There are many things I remember about that September morning. The cool, crisp air. The beautiful blue sky. I had just arrived at work later than I’d intended after dropping my kids off at school and flipped on the radio to listen to my favorite talk show.
Instead, I heard news bulletins that a plane had crashed into the World Trade Center.
I remember how minute by minute, hour by hour, the day became a nightmare I wished I could wake from. When I stood in front of a television in the office, watching the towers collapse, I wondered how it could be happening in our country. I knew the world would never be the same.
But in the days that followed, I learned something about humanity that surprised me. It came from the messages that were left by people who had died that day.
Mark Bingham was a passenger on United Flight 93, a hijacked airplane apparently headed for the White House on 9/11. He and a group of passengers tried to overpower the hijackers. His mother, Alice Hoglan recalls what he said in his phone call to her:
“I want you to know I love you very much, and I’m calling you from the plane. We’ve been taken over. There are three men who say they’ve got a bomb.”

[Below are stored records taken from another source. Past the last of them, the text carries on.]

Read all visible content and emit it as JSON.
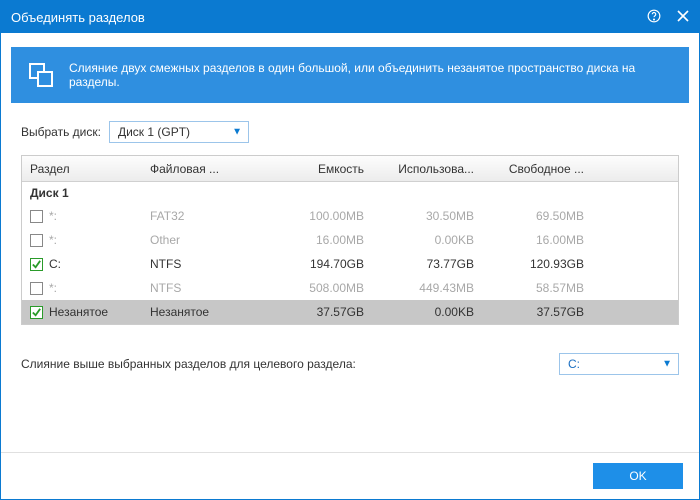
{
  "title": "Объединять разделов",
  "banner": "Слияние двух смежных разделов в один большой, или объединить незанятое пространство диска на разделы.",
  "disk_select": {
    "label": "Выбрать диск:",
    "value": "Диск 1 (GPT)"
  },
  "columns": {
    "partition": "Раздел",
    "filesystem": "Файловая ...",
    "capacity": "Емкость",
    "used": "Использова...",
    "free": "Свободное ..."
  },
  "group": "Диск 1",
  "rows": [
    {
      "checked": false,
      "enabled": false,
      "selected": false,
      "label": "*:",
      "fs": "FAT32",
      "cap": "100.00MB",
      "used": "30.50MB",
      "free": "69.50MB"
    },
    {
      "checked": false,
      "enabled": false,
      "selected": false,
      "label": "*:",
      "fs": "Other",
      "cap": "16.00MB",
      "used": "0.00KB",
      "free": "16.00MB"
    },
    {
      "checked": true,
      "enabled": true,
      "selected": false,
      "label": "C:",
      "fs": "NTFS",
      "cap": "194.70GB",
      "used": "73.77GB",
      "free": "120.93GB"
    },
    {
      "checked": false,
      "enabled": false,
      "selected": false,
      "label": "*:",
      "fs": "NTFS",
      "cap": "508.00MB",
      "used": "449.43MB",
      "free": "58.57MB"
    },
    {
      "checked": true,
      "enabled": true,
      "selected": true,
      "label": "Незанятое",
      "fs": "Незанятое",
      "cap": "37.57GB",
      "used": "0.00KB",
      "free": "37.57GB"
    }
  ],
  "merge_target": {
    "label": "Слияние выше выбранных разделов для целевого раздела:",
    "value": "C:"
  },
  "buttons": {
    "ok": "OK"
  }
}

Fifteen minutes later, Flight 93 crashed into a field in Pennsylvania, killing 40 crew members and passengers.
Moisas Rivas was a cook at Windows of the World, on the top floor of the World Trade Center. His stepdaughter, Linda, received a call from him at 9:02 a.m. on 9/11, and later gave her mother a message from Moisas:

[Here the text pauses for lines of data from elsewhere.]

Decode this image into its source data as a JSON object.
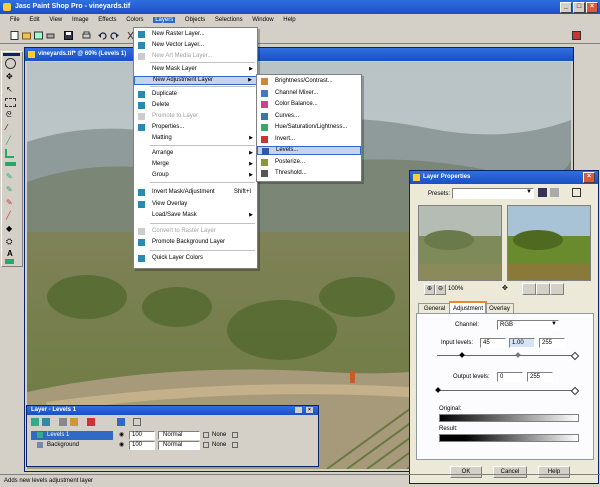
{
  "app": {
    "title": "Jasc Paint Shop Pro - vineyards.tif",
    "menu": [
      "File",
      "Edit",
      "View",
      "Image",
      "Effects",
      "Colors",
      "Layers",
      "Objects",
      "Selections",
      "Window",
      "Help"
    ]
  },
  "document": {
    "title": "vineyards.tif* @ 60% (Levels 1)"
  },
  "layers_menu": {
    "items": [
      {
        "label": "New Raster Layer...",
        "icon": "raster-layer-icon",
        "state": "normal"
      },
      {
        "label": "New Vector Layer...",
        "icon": "vector-layer-icon",
        "state": "normal"
      },
      {
        "label": "New Art Media Layer...",
        "icon": "art-media-icon",
        "state": "disabled"
      },
      {
        "label": "New Mask Layer",
        "icon": "",
        "state": "submenu"
      },
      {
        "label": "New Adjustment Layer",
        "icon": "",
        "state": "highlight"
      },
      {
        "label": "Duplicate",
        "icon": "duplicate-icon",
        "state": "normal"
      },
      {
        "label": "Delete",
        "icon": "delete-icon",
        "state": "normal"
      },
      {
        "label": "Promote to Layer",
        "icon": "promote-icon",
        "state": "disabled"
      },
      {
        "label": "Properties...",
        "icon": "properties-icon",
        "state": "normal"
      },
      {
        "label": "Matting",
        "icon": "",
        "state": "submenu"
      },
      {
        "label": "Arrange",
        "icon": "",
        "state": "submenu"
      },
      {
        "label": "Merge",
        "icon": "",
        "state": "submenu"
      },
      {
        "label": "Group",
        "icon": "",
        "state": "submenu"
      },
      {
        "label": "Invert Mask/Adjustment",
        "icon": "invert-icon",
        "state": "shortcut",
        "shortcut": "Shift+I"
      },
      {
        "label": "View Overlay",
        "icon": "overlay-icon",
        "state": "normal"
      },
      {
        "label": "Load/Save Mask",
        "icon": "",
        "state": "submenu"
      },
      {
        "label": "Convert to Raster Layer",
        "icon": "convert-icon",
        "state": "disabled"
      },
      {
        "label": "Promote Background Layer",
        "icon": "promote-bg-icon",
        "state": "normal"
      },
      {
        "label": "Quick Layer Colors",
        "icon": "layer-colors-icon",
        "state": "normal"
      }
    ]
  },
  "adjustment_submenu": {
    "items": [
      {
        "label": "Brightness/Contrast...",
        "icon": "brightness-icon"
      },
      {
        "label": "Channel Mixer...",
        "icon": "channel-mixer-icon"
      },
      {
        "label": "Color Balance...",
        "icon": "color-balance-icon"
      },
      {
        "label": "Curves...",
        "icon": "curves-icon"
      },
      {
        "label": "Hue/Saturation/Lightness...",
        "icon": "hue-icon"
      },
      {
        "label": "Invert...",
        "icon": "invert-icon"
      },
      {
        "label": "Levels...",
        "icon": "levels-icon"
      },
      {
        "label": "Posterize...",
        "icon": "posterize-icon"
      },
      {
        "label": "Threshold...",
        "icon": "threshold-icon"
      }
    ]
  },
  "layer_properties": {
    "title": "Layer Properties",
    "presets_label": "Presets:",
    "zoom": "100%",
    "tabs": [
      "General",
      "Adjustment",
      "Overlay"
    ],
    "channel_label": "Channel:",
    "channel_value": "RGB",
    "input_label": "Input levels:",
    "input_values": [
      "45",
      "1.00",
      "255"
    ],
    "output_label": "Output levels:",
    "output_values": [
      "0",
      "255"
    ],
    "original_label": "Original:",
    "result_label": "Result:",
    "ok": "OK",
    "cancel": "Cancel",
    "help": "Help"
  },
  "layers_palette": {
    "title": "Layer - Levels 1",
    "layers": [
      {
        "name": "Levels 1",
        "opacity": "100",
        "blend": "Normal",
        "selected": true
      },
      {
        "name": "Background",
        "opacity": "100",
        "blend": "Normal",
        "selected": false
      }
    ],
    "none_label": "None"
  },
  "status_bar": {
    "text": "Adds new levels adjustment layer"
  }
}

“Yes, Mommy, he said not to worry. He’s OK, Mommy, not to worry. He’s OK. Mommy — he say, he love you — no matter what happen, he love you.”
What struck me about these messages–about all of the messages I heard and read–was that the one thing these people wanted their loved ones to know was how much they loved them. In what they believed would be the last minutes of their lives, what they needed to say above anything else was, not, “Do you love me?” but instead, “I love YOU.”

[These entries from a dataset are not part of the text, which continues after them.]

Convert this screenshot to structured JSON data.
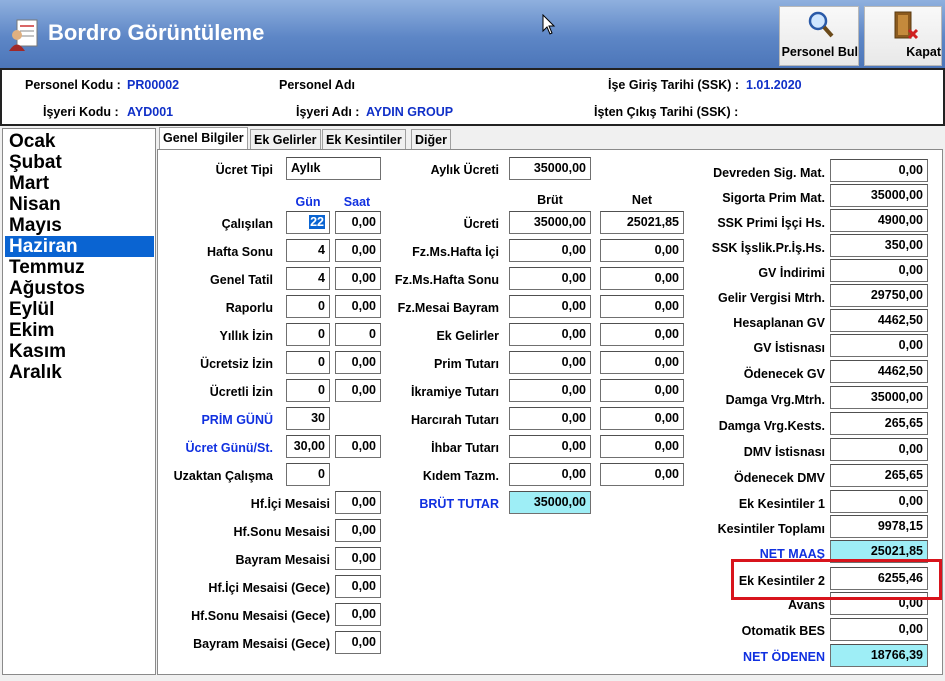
{
  "window": {
    "title": "Bordro Görüntüleme",
    "buttons": [
      {
        "label": "Personel Bul",
        "icon": "magnifier-icon"
      },
      {
        "label": "Kapat",
        "icon": "door-exit-icon"
      }
    ]
  },
  "header": {
    "personel_kodu_label": "Personel Kodu :",
    "personel_kodu": "PR00002",
    "personel_adi_label": "Personel Adı",
    "ise_giris_label": "İşe Giriş Tarihi (SSK) :",
    "ise_giris": "1.01.2020",
    "isyeri_kodu_label": "İşyeri Kodu :",
    "isyeri_kodu": "AYD001",
    "isyeri_adi_label": "İşyeri Adı :",
    "isyeri_adi": "AYDIN GROUP",
    "isten_cikis_label": "İşten Çıkış Tarihi (SSK) :"
  },
  "months": [
    "Ocak",
    "Şubat",
    "Mart",
    "Nisan",
    "Mayıs",
    "Haziran",
    "Temmuz",
    "Ağustos",
    "Eylül",
    "Ekim",
    "Kasım",
    "Aralık"
  ],
  "selected_month": "Haziran",
  "tabs": [
    "Genel Bilgiler",
    "Ek Gelirler",
    "Ek Kesintiler",
    "Diğer"
  ],
  "active_tab": "Genel Bilgiler",
  "left": {
    "ucret_tipi_label": "Ücret Tipi",
    "ucret_tipi": "Aylık",
    "gun_header": "Gün",
    "saat_header": "Saat",
    "rows": [
      {
        "label": "Çalışılan",
        "gun": "22",
        "saat": "0,00"
      },
      {
        "label": "Hafta Sonu",
        "gun": "4",
        "saat": "0,00"
      },
      {
        "label": "Genel Tatil",
        "gun": "4",
        "saat": "0,00"
      },
      {
        "label": "Raporlu",
        "gun": "0",
        "saat": "0,00"
      },
      {
        "label": "Yıllık İzin",
        "gun": "0",
        "saat": "0"
      },
      {
        "label": "Ücretsiz İzin",
        "gun": "0",
        "saat": "0,00"
      },
      {
        "label": "Ücretli İzin",
        "gun": "0",
        "saat": "0,00"
      }
    ],
    "prim_gunu_label": "PRİM GÜNÜ",
    "prim_gunu": "30",
    "ucret_gunu_label": "Ücret Günü/St.",
    "ucret_gunu": "30,00",
    "ucret_gunu_saat": "0,00",
    "uzaktan_label": "Uzaktan Çalışma",
    "uzaktan": "0",
    "mesai": [
      {
        "label": "Hf.İçi Mesaisi",
        "value": "0,00"
      },
      {
        "label": "Hf.Sonu Mesaisi",
        "value": "0,00"
      },
      {
        "label": "Bayram Mesaisi",
        "value": "0,00"
      },
      {
        "label": "Hf.İçi Mesaisi (Gece)",
        "value": "0,00"
      },
      {
        "label": "Hf.Sonu Mesaisi (Gece)",
        "value": "0,00"
      },
      {
        "label": "Bayram Mesaisi (Gece)",
        "value": "0,00"
      }
    ]
  },
  "middle": {
    "aylik_ucreti_label": "Aylık Ücreti",
    "aylik_ucreti": "35000,00",
    "brut_header": "Brüt",
    "net_header": "Net",
    "rows": [
      {
        "label": "Ücreti",
        "brut": "35000,00",
        "net": "25021,85"
      },
      {
        "label": "Fz.Ms.Hafta İçi",
        "brut": "0,00",
        "net": "0,00"
      },
      {
        "label": "Fz.Ms.Hafta Sonu",
        "brut": "0,00",
        "net": "0,00"
      },
      {
        "label": "Fz.Mesai Bayram",
        "brut": "0,00",
        "net": "0,00"
      },
      {
        "label": "Ek Gelirler",
        "brut": "0,00",
        "net": "0,00"
      },
      {
        "label": "Prim Tutarı",
        "brut": "0,00",
        "net": "0,00"
      },
      {
        "label": "İkramiye Tutarı",
        "brut": "0,00",
        "net": "0,00"
      },
      {
        "label": "Harcırah Tutarı",
        "brut": "0,00",
        "net": "0,00"
      },
      {
        "label": "İhbar Tutarı",
        "brut": "0,00",
        "net": "0,00"
      },
      {
        "label": "Kıdem Tazm.",
        "brut": "0,00",
        "net": "0,00"
      }
    ],
    "brut_tutar_label": "BRÜT TUTAR",
    "brut_tutar": "35000,00"
  },
  "right": {
    "rows": [
      {
        "label": "Devreden Sig. Mat.",
        "value": "0,00"
      },
      {
        "label": "Sigorta Prim Mat.",
        "value": "35000,00"
      },
      {
        "label": "SSK Primi İşçi Hs.",
        "value": "4900,00"
      },
      {
        "label": "SSK İşslik.Pr.İş.Hs.",
        "value": "350,00"
      },
      {
        "label": "GV İndirimi",
        "value": "0,00"
      },
      {
        "label": "Gelir Vergisi Mtrh.",
        "value": "29750,00"
      },
      {
        "label": "Hesaplanan GV",
        "value": "4462,50"
      },
      {
        "label": "GV İstisnası",
        "value": "0,00"
      },
      {
        "label": "Ödenecek GV",
        "value": "4462,50"
      },
      {
        "label": "Damga Vrg.Mtrh.",
        "value": "35000,00"
      },
      {
        "label": "Damga Vrg.Kests.",
        "value": "265,65"
      },
      {
        "label": "DMV İstisnası",
        "value": "0,00"
      },
      {
        "label": "Ödenecek DMV",
        "value": "265,65"
      },
      {
        "label": "Ek Kesintiler 1",
        "value": "0,00"
      },
      {
        "label": "Kesintiler Toplamı",
        "value": "9978,15"
      }
    ],
    "net_maas_label": "NET MAAŞ",
    "net_maas": "25021,85",
    "ek_kesintiler2_label": "Ek Kesintiler 2",
    "ek_kesintiler2": "6255,46",
    "avans_label": "Avans",
    "avans": "0,00",
    "otomatik_bes_label": "Otomatik BES",
    "otomatik_bes": "0,00",
    "net_odenen_label": "NET ÖDENEN",
    "net_odenen": "18766,39"
  },
  "colors": {
    "title_blue": "#5d86c6",
    "selection": "#0a64d2",
    "label_blue": "#1030e0",
    "highlight_cyan": "#9eeef6",
    "annotation_red": "#d8141c"
  }
}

In those terrifying moments, when I expected a person would need to be comforted and loved, instead, they needed to express love.
If you had only one thing left to say, what would it be?
Say it today.